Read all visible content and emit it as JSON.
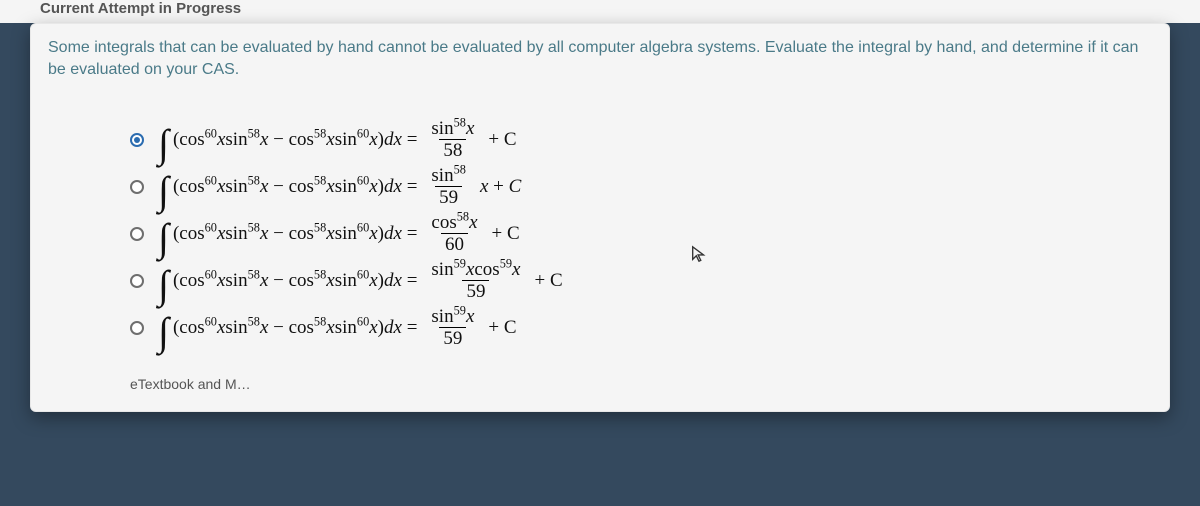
{
  "header": {
    "title": "Current Attempt in Progress"
  },
  "prompt": {
    "text": "Some integrals that can be evaluated by hand cannot be evaluated by all computer algebra systems. Evaluate the integral by hand, and determine if it can be evaluated on your CAS."
  },
  "options": [
    {
      "checked": true,
      "lhs": "∫(cos⁶⁰xsin⁵⁸x − cos⁵⁸xsin⁶⁰x)dx =",
      "rhs_num": "sin⁵⁸x",
      "rhs_den": "58",
      "tail": " + C"
    },
    {
      "checked": false,
      "lhs": "∫(cos⁶⁰xsin⁵⁸x − cos⁵⁸xsin⁶⁰x)dx =",
      "rhs_num": "sin⁵⁸",
      "rhs_den": "59",
      "tail": "x + C"
    },
    {
      "checked": false,
      "lhs": "∫(cos⁶⁰xsin⁵⁸x − cos⁵⁸xsin⁶⁰x)dx =",
      "rhs_num": "cos⁵⁸x",
      "rhs_den": "60",
      "tail": " + C"
    },
    {
      "checked": false,
      "lhs": "∫(cos⁶⁰xsin⁵⁸x − cos⁵⁸xsin⁶⁰x)dx =",
      "rhs_num": "sin⁵⁹xcos⁵⁹x",
      "rhs_den": "59",
      "tail": " + C"
    },
    {
      "checked": false,
      "lhs": "∫(cos⁶⁰xsin⁵⁸x − cos⁵⁸xsin⁶⁰x)dx =",
      "rhs_num": "sin⁵⁹x",
      "rhs_den": "59",
      "tail": " + C"
    }
  ],
  "footer": {
    "etext": "eTextbook and M…"
  },
  "integrand": "(cos<sup>60</sup><i>x</i>sin<sup>58</sup><i>x</i> − cos<sup>58</sup><i>x</i>sin<sup>60</sup><i>x</i>)<i>dx</i> ="
}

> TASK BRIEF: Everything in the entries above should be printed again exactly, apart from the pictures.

> TASK ANSWER:
Read all visible content and emit it as JSON.
{
  "header": {
    "title": "Current Attempt in Progress"
  },
  "prompt": {
    "text": "Some integrals that can be evaluated by hand cannot be evaluated by all computer algebra systems. Evaluate the integral by hand, and determine if it can be evaluated on your CAS."
  },
  "options": [
    {
      "checked": true,
      "lhs": "∫(cos⁶⁰xsin⁵⁸x − cos⁵⁸xsin⁶⁰x)dx =",
      "rhs_num": "sin⁵⁸x",
      "rhs_den": "58",
      "tail": " + C"
    },
    {
      "checked": false,
      "lhs": "∫(cos⁶⁰xsin⁵⁸x − cos⁵⁸xsin⁶⁰x)dx =",
      "rhs_num": "sin⁵⁸",
      "rhs_den": "59",
      "tail": "x + C"
    },
    {
      "checked": false,
      "lhs": "∫(cos⁶⁰xsin⁵⁸x − cos⁵⁸xsin⁶⁰x)dx =",
      "rhs_num": "cos⁵⁸x",
      "rhs_den": "60",
      "tail": " + C"
    },
    {
      "checked": false,
      "lhs": "∫(cos⁶⁰xsin⁵⁸x − cos⁵⁸xsin⁶⁰x)dx =",
      "rhs_num": "sin⁵⁹xcos⁵⁹x",
      "rhs_den": "59",
      "tail": " + C"
    },
    {
      "checked": false,
      "lhs": "∫(cos⁶⁰xsin⁵⁸x − cos⁵⁸xsin⁶⁰x)dx =",
      "rhs_num": "sin⁵⁹x",
      "rhs_den": "59",
      "tail": " + C"
    }
  ],
  "footer": {
    "etext": "eTextbook and M…"
  },
  "integrand": "(cos<sup>60</sup><i>x</i>sin<sup>58</sup><i>x</i> − cos<sup>58</sup><i>x</i>sin<sup>60</sup><i>x</i>)<i>dx</i> ="
}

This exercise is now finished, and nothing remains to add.